Natural History Museum of Los Angeles County
900 Exposition Boulevard, Los Angeles, California 90007
It had been over eight years since the first of its kind had been reported off Hawaii. But on November 29th, 1984, near Catalina Island, the second ever Megamouth Shark was caught. It clocked in at 4.49 meters. Since then four other Megamouth Sharks, sometimes referred to as the "alien shark", have been seen or caught in the ocean off the Calilfornia Coastline. Maybe only 66 or 67 Megamouth Sharks have even been seen in the entire world, since they were first discovered on November 15th, 1976. One report claims 99 have been seen as of 2018.
Brownish-black in color on top, with a white underside, Megamouth Sharks are very infrequently seen, living in deep oceans.
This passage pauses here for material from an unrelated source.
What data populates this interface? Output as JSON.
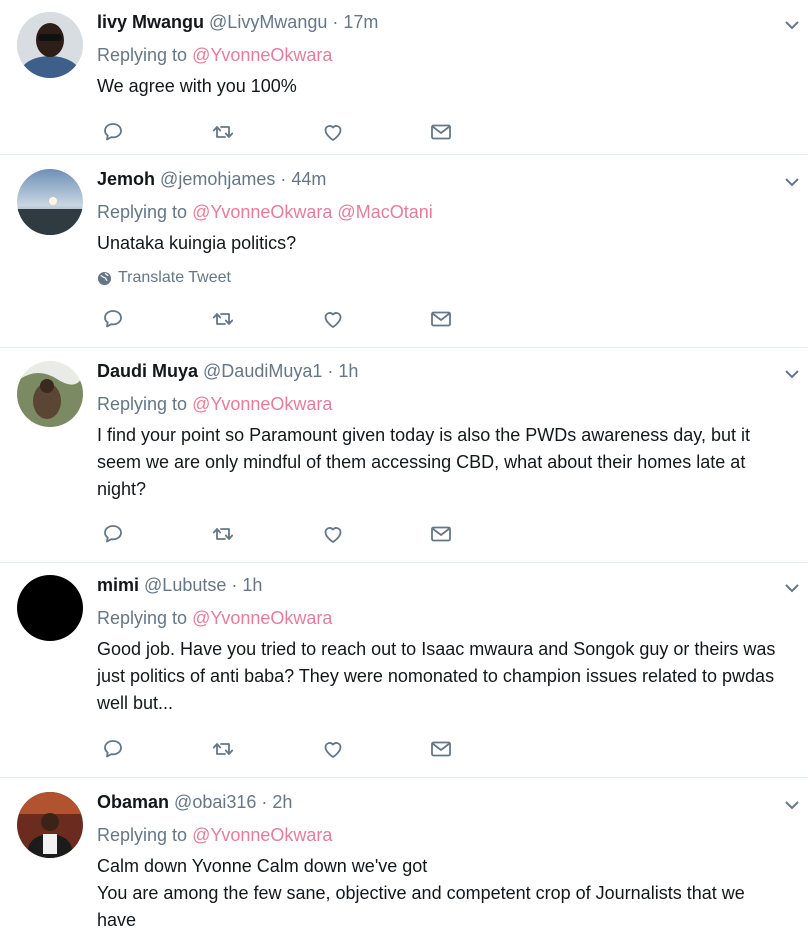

Like the whale shark and basking shark it is part of the planktivorous shark species and is an extant filter feeding shark, meaning that it swims with its gigantic mouth open, taking in water and filtering out plankton and jelly fish. To accommodate this, the shark has a large mouth set in a huge bulbous head. The Megamouth Shark grows to 18 feet in length and can have a mouth up to four feet three inches wide! They can have up to seventy-five rows of teeth in their low jaw, and up to fifty rows of teeth in their upper jaw. The mouth also has two silvery, reflective pieces of tissue hanging from its upper jaw. Although no light producing organs have been discovered, it has been suggested that these reflective pieces of tissue are bio-luminescent and lure prey to the shark's mouth. Its scientific name, Megachasma pelagios means "huge yawning cavern of the open sea".
The Megamouth Shark has been seen in the Pacific, Atlantic, and Indian Oceans. Five, one unconfirmed, have been seen off the coast of California, including the second one ever discovered in 1984. This shark was caught by commercial fishermen and is now on display in the Natural History Museum of Los Angeles County. Coming in at 14.7 feet and weighing about 1,540 pounds, it is on display with a once thought extinct Coelacanth.
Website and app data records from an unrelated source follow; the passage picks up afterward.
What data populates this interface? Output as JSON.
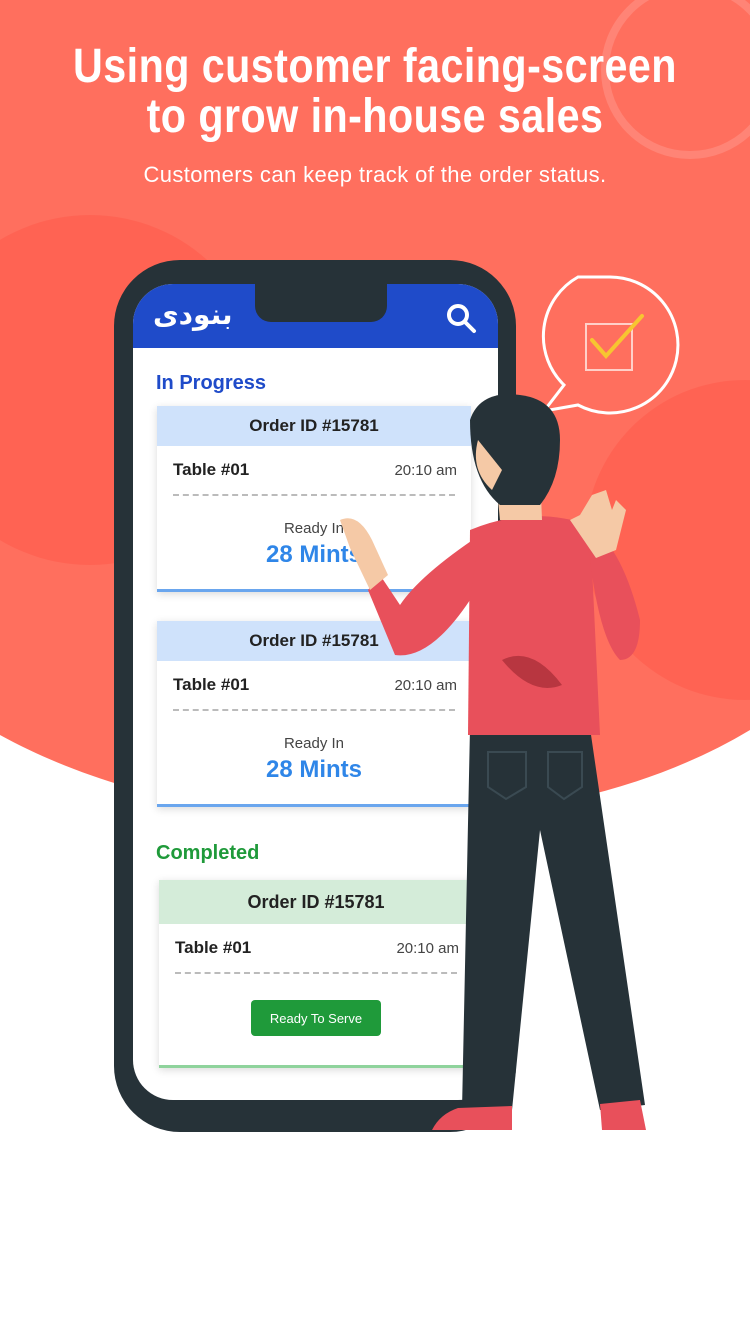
{
  "header": {
    "headline": "Using customer facing-screen to grow in-house sales",
    "subtitle": "Customers can keep track of the order status."
  },
  "app": {
    "brand": "بنودی",
    "search_icon": "search-icon",
    "sections": {
      "in_progress": "In Progress",
      "completed": "Completed"
    },
    "orders_in_progress": [
      {
        "order_id": "Order ID #15781",
        "table": "Table #01",
        "time": "20:10 am",
        "ready_label": "Ready In",
        "ready_value": "28 Mints"
      },
      {
        "order_id": "Order ID #15781",
        "table": "Table #01",
        "time": "20:10 am",
        "ready_label": "Ready In",
        "ready_value": "28 Mints"
      }
    ],
    "orders_completed": [
      {
        "order_id": "Order ID #15781",
        "table": "Table #01",
        "time": "20:10 am",
        "action": "Ready To Serve"
      }
    ]
  },
  "colors": {
    "background_coral": "#ff6f5e",
    "app_blue": "#1f4bc9",
    "completed_green": "#1f9a3a",
    "phone_frame": "#263238"
  }
}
Another Megamouth Shark was caught in 1990 off Dana Point. It was fitted with an ultrasonic transmitter, released, and tracked for two days. The transmitter showed that the shark spent nights only fifty feet below the surface, but dove deep down into the ocean, almost five hundred feet below the surface, when day began. Other marine animals follow this same vertical migration due to chasing of the plankton in the water.
List of California sightings:
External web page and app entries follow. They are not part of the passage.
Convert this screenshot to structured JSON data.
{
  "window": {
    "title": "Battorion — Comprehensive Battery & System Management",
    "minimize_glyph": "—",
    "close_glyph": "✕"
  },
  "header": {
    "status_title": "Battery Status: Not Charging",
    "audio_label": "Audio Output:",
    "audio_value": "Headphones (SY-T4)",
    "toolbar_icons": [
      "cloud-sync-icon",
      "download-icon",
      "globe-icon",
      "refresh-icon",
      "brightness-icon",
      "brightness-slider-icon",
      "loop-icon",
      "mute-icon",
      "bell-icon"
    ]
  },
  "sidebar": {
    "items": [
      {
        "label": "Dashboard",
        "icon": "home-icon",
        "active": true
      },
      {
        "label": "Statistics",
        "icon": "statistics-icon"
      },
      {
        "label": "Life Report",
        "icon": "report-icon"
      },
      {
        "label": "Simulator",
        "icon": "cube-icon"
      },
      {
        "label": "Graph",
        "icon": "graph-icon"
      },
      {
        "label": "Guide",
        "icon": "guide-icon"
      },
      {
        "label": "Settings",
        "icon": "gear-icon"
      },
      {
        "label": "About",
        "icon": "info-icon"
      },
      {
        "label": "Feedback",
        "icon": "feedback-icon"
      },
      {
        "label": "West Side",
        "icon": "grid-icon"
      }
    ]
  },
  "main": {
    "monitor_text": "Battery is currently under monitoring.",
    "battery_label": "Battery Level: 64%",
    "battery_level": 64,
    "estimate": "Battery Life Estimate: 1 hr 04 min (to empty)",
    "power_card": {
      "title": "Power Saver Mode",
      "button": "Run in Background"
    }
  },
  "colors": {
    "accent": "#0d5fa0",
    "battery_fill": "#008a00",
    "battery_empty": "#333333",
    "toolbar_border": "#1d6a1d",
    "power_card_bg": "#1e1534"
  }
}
- 11/29/1984 - Catalina Island
- 10/21/1990 - Dana Point. The shark was actually fitted with an ultrasonic transmitter, released, and tracked for two days.
- 10/1/1999 - San Diego. Caught in a net, photographed, and released.
- 10/19/2001 - San Diego. Caught in a net, had a tissue biopsy taken, and released.
- 5/26/2003 - Dana Point. This unconfirmed sighting involved the shark being sighted and temporarily having its tail tied up by a rope, before it escaped.
- Cryptozoology A To Z (1999) by Coleman, Loren and Clark, Jerome
Last Edited: 2018-07-11